ATTRACTING and keeping talents remain one of the most pressing challenges confronting the billion-dollar information technology-business process management (IT-BPM) sector in the country, a key official said.
According to IT and Business Process Association of the Philippines (IBPAP) executive director Penny Bongato, only eight or nine out of 100 applicants are qualified for positions being offered in the industry.
This challenge poses a threat, not only to companies, but more importantly, to the Philippine economy, where IT-BPM contributes a huge chunk to the gross domestic product (GDP).
“Our competitors are global and if they’re not happy, they can transfer to another country,” warned Bongato, who was in Cebu on Wednesday, together with IT experts in the country, for the Cebu Digital Transformation Summit, a two-day activity held at the Radisson Blu Hotel in line with Cebu Business Month.
Cebu City, according to global consultancy firm Tholons, is the world’s seventh best site for outsourcing in the world. Locally, the IT-BPM industry is estimated to have employed some 150,000 people.
In the hiring process, the IBPAP executive director said a company looks into four main factors for entry-level careers in the IT-BPM industry: learning ability, English proficiency, computer literacy, and perceptual speed and accuracy.
“There will be 585,000 graduates this year.

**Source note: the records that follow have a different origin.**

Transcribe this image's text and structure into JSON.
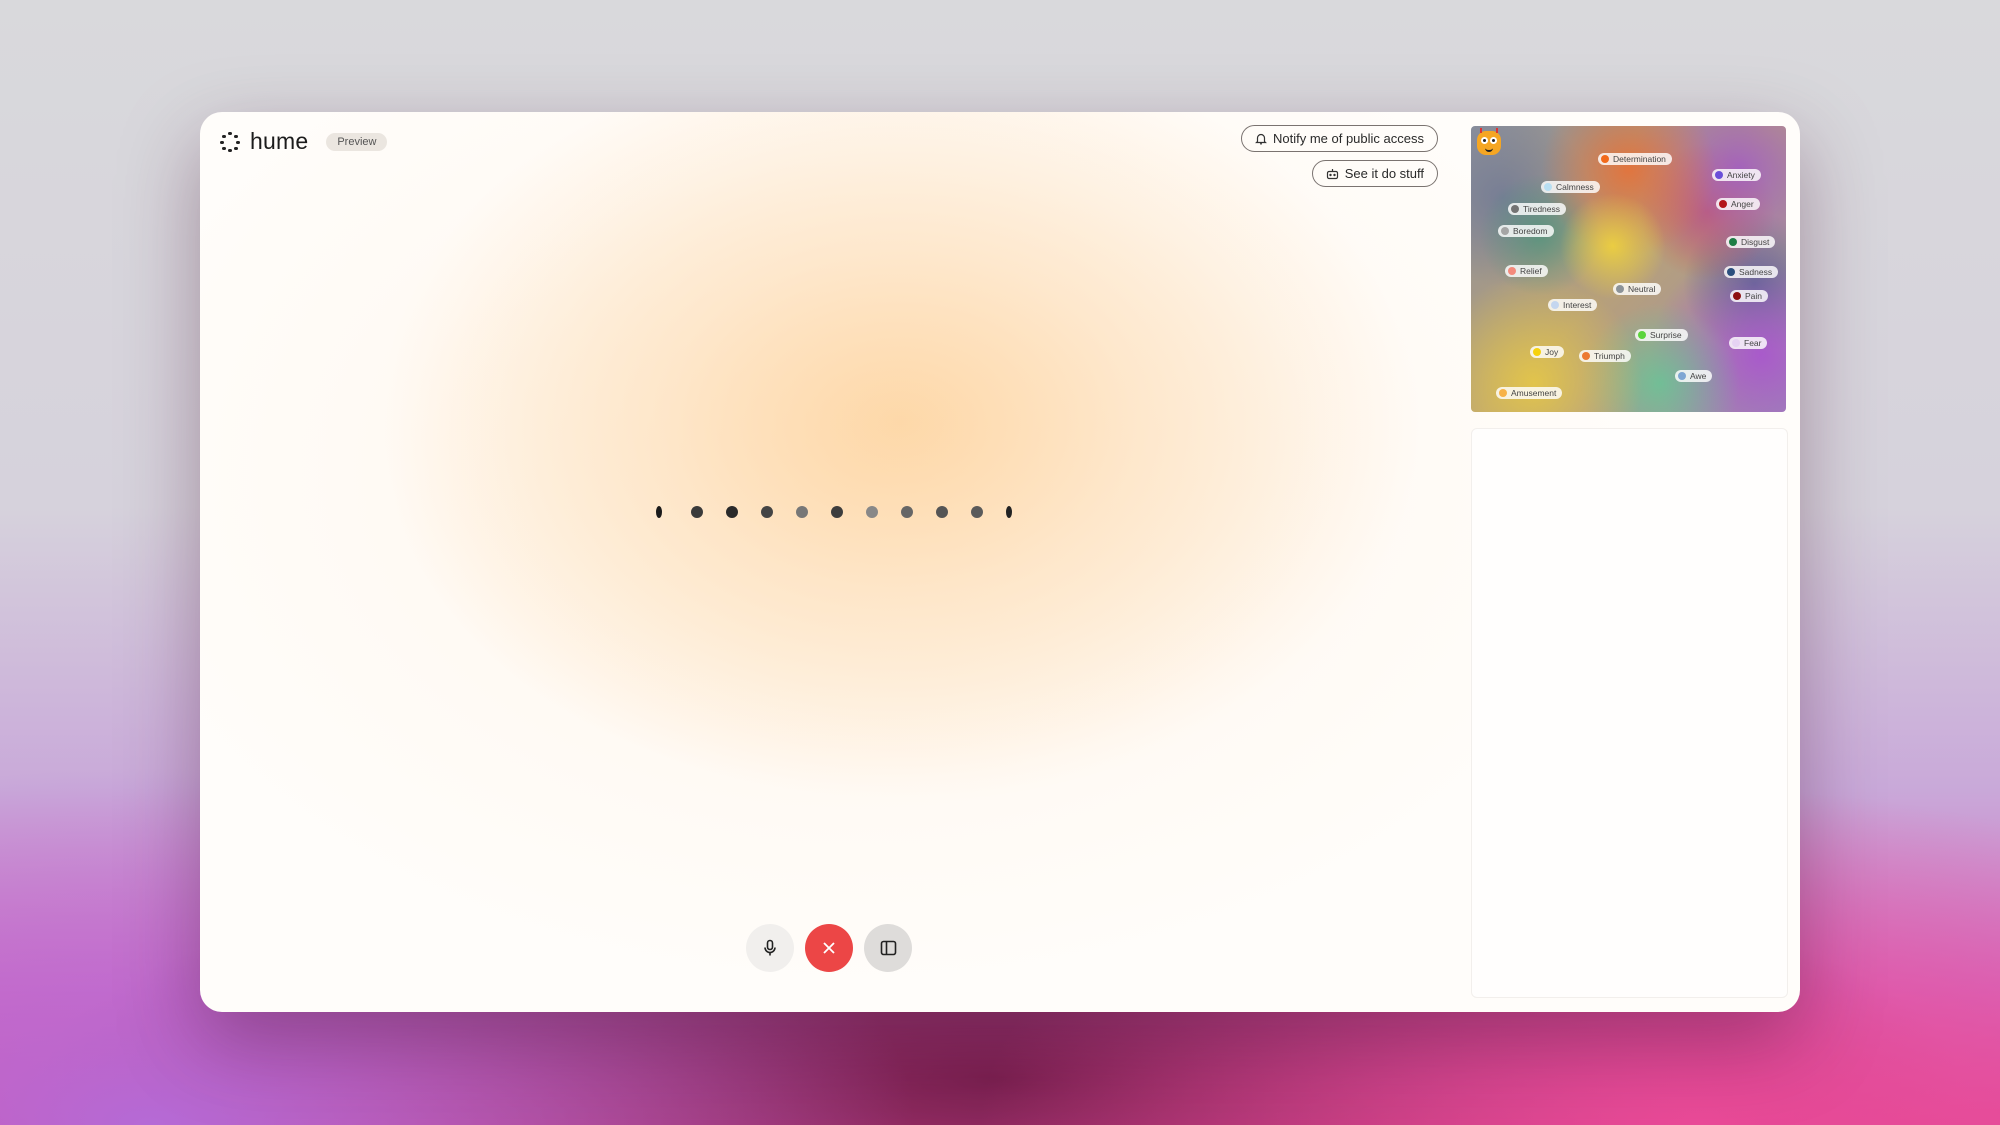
{
  "app": {
    "brand": "hume",
    "badge": "Preview"
  },
  "header": {
    "notify_label": "Notify me of public access",
    "notify_icon": "bell-icon",
    "see_it_label": "See it do stuff",
    "see_it_icon": "robot-icon"
  },
  "controls": {
    "mic_icon": "microphone-icon",
    "end_icon": "close-icon",
    "panel_icon": "sidebar-panel-icon",
    "colors": {
      "end": "#ec4646",
      "mic": "#f1efed",
      "panel": "#dedcda"
    }
  },
  "emotion_map": {
    "avatar_icon": "smiley-face-icon",
    "emotions": [
      {
        "label": "Determination",
        "color": "#f26a1b"
      },
      {
        "label": "Anxiety",
        "color": "#6b4fd8"
      },
      {
        "label": "Calmness",
        "color": "#b8dff2"
      },
      {
        "label": "Tiredness",
        "color": "#737373"
      },
      {
        "label": "Anger",
        "color": "#b3141a"
      },
      {
        "label": "Boredom",
        "color": "#a5a5a5"
      },
      {
        "label": "Disgust",
        "color": "#1e7d45"
      },
      {
        "label": "Relief",
        "color": "#f48a7c"
      },
      {
        "label": "Sadness",
        "color": "#2b4f7e"
      },
      {
        "label": "Neutral",
        "color": "#8c9398"
      },
      {
        "label": "Pain",
        "color": "#8d1010"
      },
      {
        "label": "Interest",
        "color": "#c4d6ef"
      },
      {
        "label": "Surprise",
        "color": "#5bd43b"
      },
      {
        "label": "Fear",
        "color": "#e6d3f3"
      },
      {
        "label": "Joy",
        "color": "#f7d20c"
      },
      {
        "label": "Triumph",
        "color": "#ec7a32"
      },
      {
        "label": "Awe",
        "color": "#7ea6d3"
      },
      {
        "label": "Amusement",
        "color": "#f7b246"
      }
    ]
  }
}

There is supply, but are they qualified?” Bongato said.
In the IT field, Philippine Software Industry Association (PSIA) president Jonathan de Luzuriaga said it would take employers six months to train fresh graduates.
“If we can only double this (the eight to nine percent qualified workforce), we can grow further,” said Bongato.
One of the most dynamic and fastest-growing sectors, IT-BPM in the country generated $22 billion revenue in 2015, and has been growing at a double-digit rate annually.
It is expected to exceed revenues from OFW remittances in the next few years.
This year, Bongato said IT-BPM expects to generate $25 billion in revenues and directly employ at 1.3 million.
One of the IBPAP-led initiatives to reinforce the continued growth of the sector is the service management specialization track or service management program (SMP) introduced to undergraduate education.
SMP is a 21-unit minor course taken by business and IT majors in college intending to go into IT-BPM and other service industries. Through the help of the Commission on Higher Education (CHED), Bongato said the course has already been adopted by 17 state universities in the country. Howerver, none of Cebu’s universities have incorporated the SMP in their curriculum.
“If you want to grow your company, you have to get involved in education,” the IBPAP official told the audience composed of top officials in the IT BPM sector.
Even without the SMP, Bongato encouraged companies in Cebu to reach out to schools and start linkages with them by accepting internships or encouraging faculty immersions.
“Industry associations (like IBPAP) can only do so much. It has to be you who should go to the schools. The schools are more willing to partner with you,” she assured them. The official also told companies to inform the academe that there is a career in the IT BPM industry.
The University of the Philippines Open University, an online learning school, also offers e-SMP. Traditional schools that have SMP in their curriculum are Lyceum of the Philippines University, Asia Pacific College, and University of Makati, among others.